After opening the door of Drexler’s (9 Avenue A; 646-524-5226), you might be hit with a dose of Southern charm, but it’s the taste of meat, cheese, and cocktails that managing partner Darin Rubell and beverage director Dustin Olson really want you to notice. Beyond the décor of antique sconces and reconfigured church pews, which are inspired by cities like Charleston and New Orleans, the team behind Bushwick’s Forrest Point really just wants people to feel at home in their own East Village neighborhood.
“It’s eminently accessible, but it’s also specific in what we’re offering,” Olson tells the Voice. The “specific” Olson is talking about can be found on the one-page, checklist-style menu, where guests can select from seasonally changing charcuterie, cheese, bread, and veggies.
Charcuterie is sourced locally from Mangalitsa by Møsefund Farm, and the current menu features soppressata, coppa, and hunter-style salami. Cheeses range from a bowl of whipped ricotta with truffle honey to the creamy Danish cheese mycella, with breads such as naan available for dipping or smearing. The succinct menu depends on quality ingredients, particularly for Olson’s cocktails.
“For me, Drexler’s is an opportunity to kind of bring everybody along to the cocktail party that’s been going on the last sort of fifteen years,” Olson says. Drinks here dive into the classics, with a focus on the seasonality of familiar ingredients. Currently, barflies can choose a gin-based bee’s knees or a mezcal especial made with ginger and lime. A barrage of brown spirits is scheduled to make its way onto the menu post–October 1.
However, one look at the vintage bathtubs packed with canned beers makes it abundantly clear this isn’t a place full of cocktail snobbery. To help dispel the myth that serious cocktails are the solo venture here, there’s even a drink — dubbed the “Employee of the Month” — made for two. On the beer front, Kelso Brewery is working with the restaurant on a seasonally changing brew to accentuate the craft options on tap. As for the name? “It ended up being a unique name with a familiarity to it, so I think that’s what stuck most with us. There were a couple of signs that led us there,” Rubell explains. One of those signs is from an old apothecary with a similar name, a perfect fit for a space looking to provide a cure with cocktails.

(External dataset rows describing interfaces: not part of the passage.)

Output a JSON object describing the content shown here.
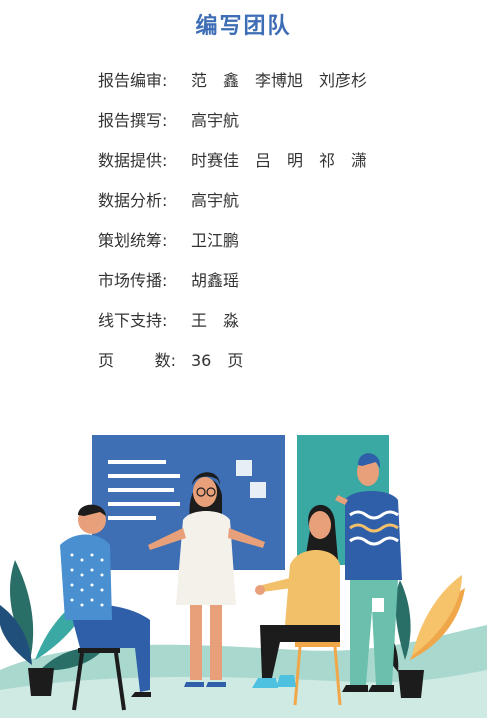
{
  "title": "编写团队",
  "credits": [
    {
      "label": "报告编审:",
      "value": "范　鑫　李博旭　刘彦杉"
    },
    {
      "label": "报告撰写:",
      "value": "高宇航"
    },
    {
      "label": "数据提供:",
      "value": "时赛佳　吕　明　祁　潇"
    },
    {
      "label": "数据分析:",
      "value": "高宇航"
    },
    {
      "label": "策划统筹:",
      "value": "卫江鹏"
    },
    {
      "label": "市场传播:",
      "value": "胡鑫瑶"
    },
    {
      "label": "线下支持:",
      "value": "王　淼"
    }
  ],
  "pages": {
    "label_left": "页",
    "label_right": "数:",
    "value": "36　页"
  },
  "colors": {
    "title": "#3d6db5",
    "board_left": "#3e6fb4",
    "board_right": "#3aa9a4",
    "ground": "#a9d8cf"
  }
}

This article from the Village Voice Archive was posted on September 9, 2015